In 1805, he published a five-volume biography of George Washington, the Life of Washington, based on records and papers provided him by the President’s family, of which the first volume was in 1824 reissued separately as A History of the American Colonies. The work reflected Marshall’s Federalist principles, and consequently was not well received by President Jefferson.
In 1807, he presided, with Judge Cyrus Griffin, at the great state trial of Aaron Burr, who was charged with treason and misdemeanor. Few public trials have excited greater interest than this. President Thomas Jefferson and his adherents desired Burr’s conviction, but Marshall preserved the most rigid impartiality and exact justice throughout the trial, acquitting himself, as always, to the public satisfaction.
In 1823, he became first president of the Richmond branch of the American Colonization Society, which was dedicated to resettling American slaves across the Atlantic Ocean in Liberia, Africa.
In 1828, he presided over a convention to promote internal improvements in Virginia.
In 1829, he was a delegate to the state constitutional convention where he was again joined by fellow American statesman and loyal Virginians, James Madison and James Monroe, although all were quite old by that time. Marshall mainly spoke at this convention to promote the necessity of an independent judiciary.
On Christmas Day, 1831 his wife of some 49 years died. All of his familiars agreed that after the death of his beloved wife, he was never quite the same again.
In 1832, Marshall’s revised and condensed two-volume Life of Washington was published.
On returning from Washington, D.C. in the spring of 1835 he suffered severe contusions resulting from an accident to the stage coach in which he was riding. His health, which had not been good, now rapidly declined and in June he journeyed to Philadelphia, Pennsylvania for medical attendance. There he died on July 6, at the age of 79, having served as Chief Justice for over 34 years.

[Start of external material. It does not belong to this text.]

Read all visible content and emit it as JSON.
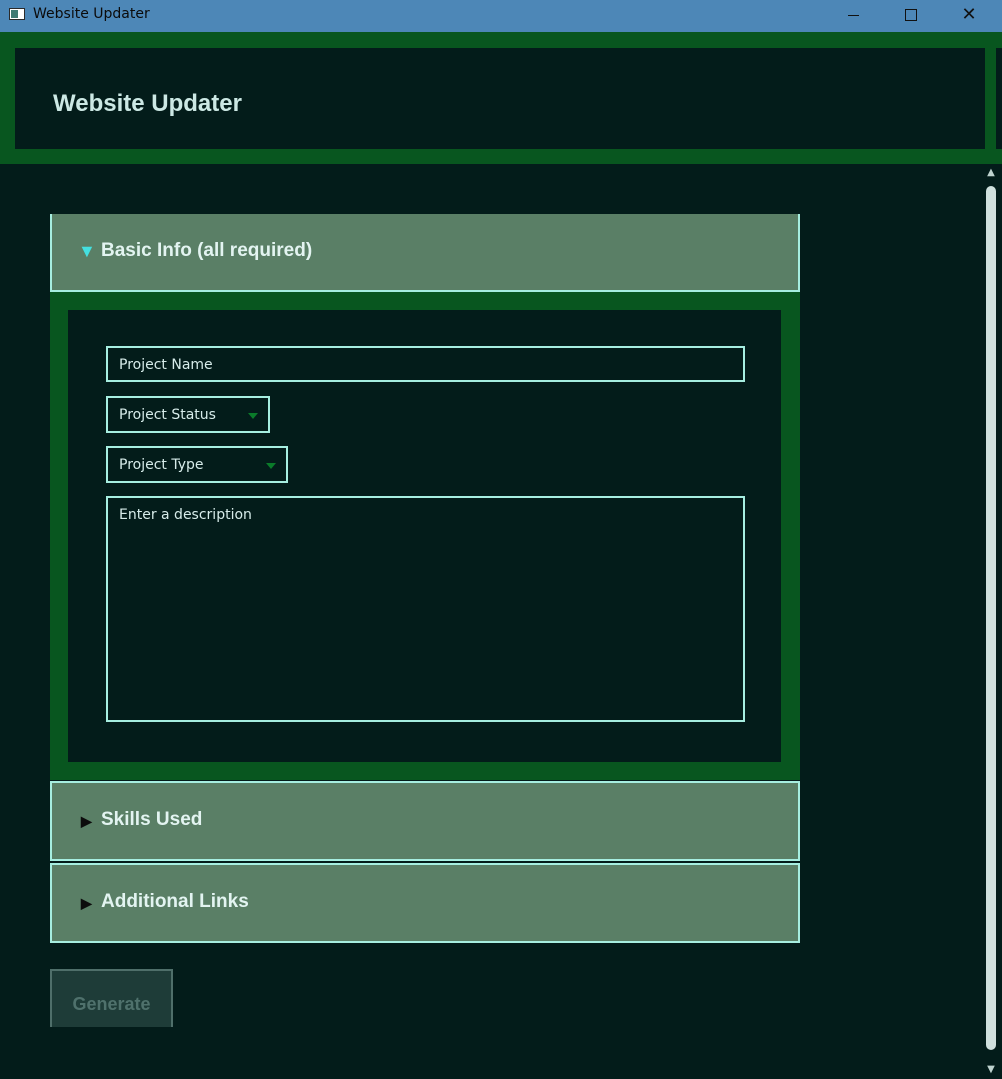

He was the last person for whom the Liberty Bell tolled. After it tolled for his death, the next time someone went to see it it was broken.

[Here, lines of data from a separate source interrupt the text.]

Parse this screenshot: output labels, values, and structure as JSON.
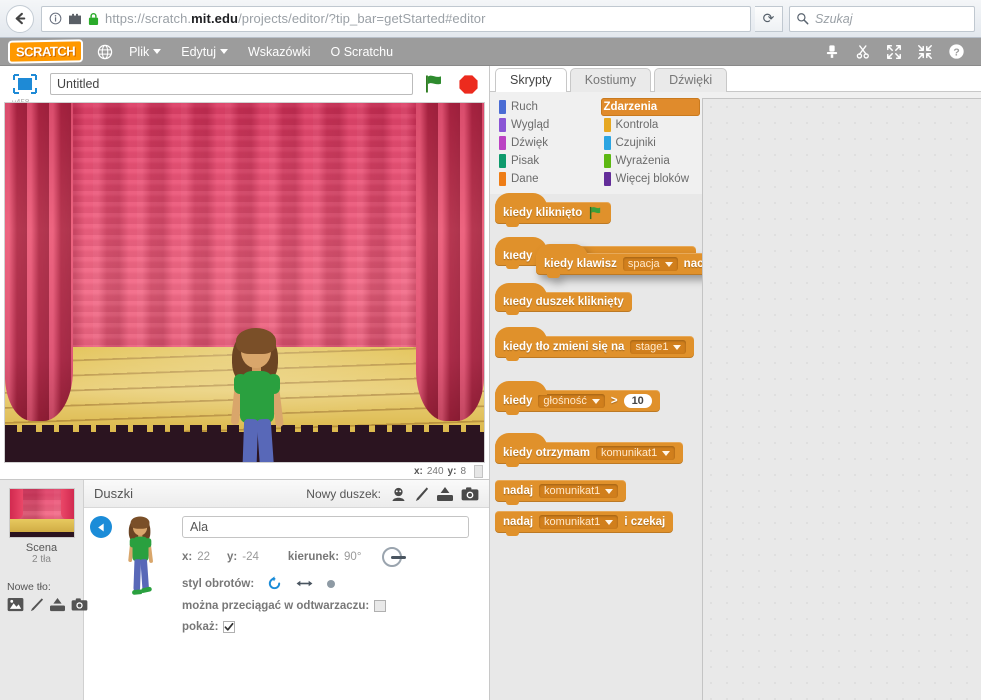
{
  "browser": {
    "back_icon": "back-arrow-icon",
    "info_icon": "info-icon",
    "apps_icon": "apps-icon",
    "lock_icon": "padlock-icon",
    "url_prefix": "https://scratch.",
    "url_domain": "mit.edu",
    "url_suffix": "/projects/editor/?tip_bar=getStarted#editor",
    "reload_label": "⟳",
    "search_placeholder": "Szukaj",
    "search_icon": "search-icon"
  },
  "menu_bar": {
    "logo": "SCRATCH",
    "globe_icon": "globe-icon",
    "items": [
      {
        "label": "Plik",
        "has_caret": true
      },
      {
        "label": "Edytuj",
        "has_caret": true
      },
      {
        "label": "Wskazówki",
        "has_caret": false
      },
      {
        "label": "O Scratchu",
        "has_caret": false
      }
    ],
    "tools": [
      "duplicate-stamp-icon",
      "scissors-delete-icon",
      "grow-icon",
      "shrink-icon",
      "help-icon"
    ]
  },
  "stage_header": {
    "presentation_icon": "fullscreen-presentation-icon",
    "version": "v458",
    "project_title": "Untitled",
    "project_title_placeholder": "Untitled",
    "green_flag_icon": "green-flag-icon",
    "stop_icon": "stop-sign-icon"
  },
  "stage": {
    "backdrop_name": "theater-curtain-backdrop",
    "sprite_name": "Ala",
    "mouse_x_label": "x:",
    "mouse_x": "240",
    "mouse_y_label": "y:",
    "mouse_y": "8"
  },
  "stage_panel": {
    "thumb_name": "scene-thumbnail",
    "label": "Scena",
    "backdrop_count": "2 tła",
    "new_backdrop_label": "Nowe tło:",
    "icons": [
      "backdrop-library-icon",
      "paint-backdrop-icon",
      "upload-backdrop-icon",
      "camera-backdrop-icon"
    ]
  },
  "sprites_panel": {
    "title": "Duszki",
    "new_sprite_label": "Nowy duszek:",
    "icons": [
      "sprite-library-icon",
      "paint-sprite-icon",
      "upload-sprite-icon",
      "camera-sprite-icon"
    ],
    "back_icon": "back-circle-icon"
  },
  "sprite_info": {
    "name": "Ala",
    "name_placeholder": "Ala",
    "x_label": "x:",
    "x_value": "22",
    "y_label": "y:",
    "y_value": "-24",
    "direction_label": "kierunek:",
    "direction_value": "90°",
    "rotation_label": "styl obrotów:",
    "rotation_icons": [
      "rotate-all-around-icon",
      "left-right-flip-icon",
      "do-not-rotate-icon"
    ],
    "draggable_label": "można przeciągać w odtwarzaczu:",
    "draggable_checked": false,
    "show_label": "pokaż:",
    "show_checked": true
  },
  "tabs": [
    {
      "label": "Skrypty",
      "active": true
    },
    {
      "label": "Kostiumy",
      "active": false
    },
    {
      "label": "Dźwięki",
      "active": false
    }
  ],
  "categories": [
    {
      "label": "Ruch",
      "color": "#4a6cd4",
      "active": false
    },
    {
      "label": "Zdarzenia",
      "color": "#e0912b",
      "active": true
    },
    {
      "label": "Wygląd",
      "color": "#8a55d5",
      "active": false
    },
    {
      "label": "Kontrola",
      "color": "#e6a822",
      "active": false
    },
    {
      "label": "Dźwięk",
      "color": "#bb42c3",
      "active": false
    },
    {
      "label": "Czujniki",
      "color": "#2ca5e2",
      "active": false
    },
    {
      "label": "Pisak",
      "color": "#0e9a6c",
      "active": false
    },
    {
      "label": "Wyrażenia",
      "color": "#5cb712",
      "active": false
    },
    {
      "label": "Dane",
      "color": "#ee7d16",
      "active": false
    },
    {
      "label": "Więcej bloków",
      "color": "#632d99",
      "active": false
    }
  ],
  "palette_blocks": [
    {
      "id": "when-flag-clicked",
      "text": "kiedy kliknięto",
      "icon": "green-flag-icon",
      "hat": true
    },
    {
      "id": "when-key-pressed-palette",
      "text": "kiedy",
      "hat": true
    },
    {
      "id": "when-sprite-clicked",
      "text": "kiedy duszek kliknięty",
      "hat": true
    },
    {
      "id": "when-backdrop-switches",
      "text_before": "kiedy tło zmieni się na",
      "dropdown": "stage1",
      "hat": true
    },
    {
      "id": "when-greater-than",
      "text_before": "kiedy",
      "dropdown": "głośność",
      "operator": ">",
      "value": "10",
      "hat": true
    },
    {
      "id": "when-i-receive",
      "text_before": "kiedy otrzymam",
      "dropdown": "komunikat1",
      "hat": true
    },
    {
      "id": "broadcast",
      "text_before": "nadaj",
      "dropdown": "komunikat1",
      "hat": false
    },
    {
      "id": "broadcast-and-wait",
      "text_before": "nadaj",
      "dropdown": "komunikat1",
      "text_after": "i czekaj",
      "hat": false
    }
  ],
  "dragged_block": {
    "id": "when-key-pressed-dragged",
    "text_before": "kiedy klawisz",
    "dropdown": "spacja",
    "text_after": "naciśnięty"
  },
  "colors": {
    "events_block": "#e0912b",
    "menu_bar": "#9c9c9c",
    "scratch_orange": "#ff9400",
    "canvas_bg": "#e9e9e9",
    "palette_bg": "#e8e8e8"
  }
}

Two days before his death he enjoined his friends to place only a plain slab over the graves of himself and wife, and he wrote the simple inscription himself. His body, which was taken to Richmond, lies in Shockhoe Hill Cemetery.
Son of Thomas and Mary Marshall
was born the 24th of September 1755
Intermarried with Mary Willis Ambler
the 3rd of January 1783
Departed this life
the 6th day of July 1835.
Marshall’s home in Richmond, Virginia has been preserved by APVA Preservation Virginia.
An engraved portrait of Marshall appears on U.S. paper money on the series 1890 and 1891 treasury notes. These rare notes are in great demand by collectors today, view an example at the Federal Reserve Bank of San Francisco website:http://www.frbsf.org/currency/metal/treasury/650.html
Again, in 1914, an engraved portrait of Marshall was used as the central vignette on series 1914 0.00 federal reserve notes. These notes are also quite scarce, view an example at the Federal Reserve Bank of San Francisco website: www.frbsf.org/currency/stability/frnotes/710.html
His mother was a cousin of Thomas Jefferson His cousin was Congressman Humphrey Marshall.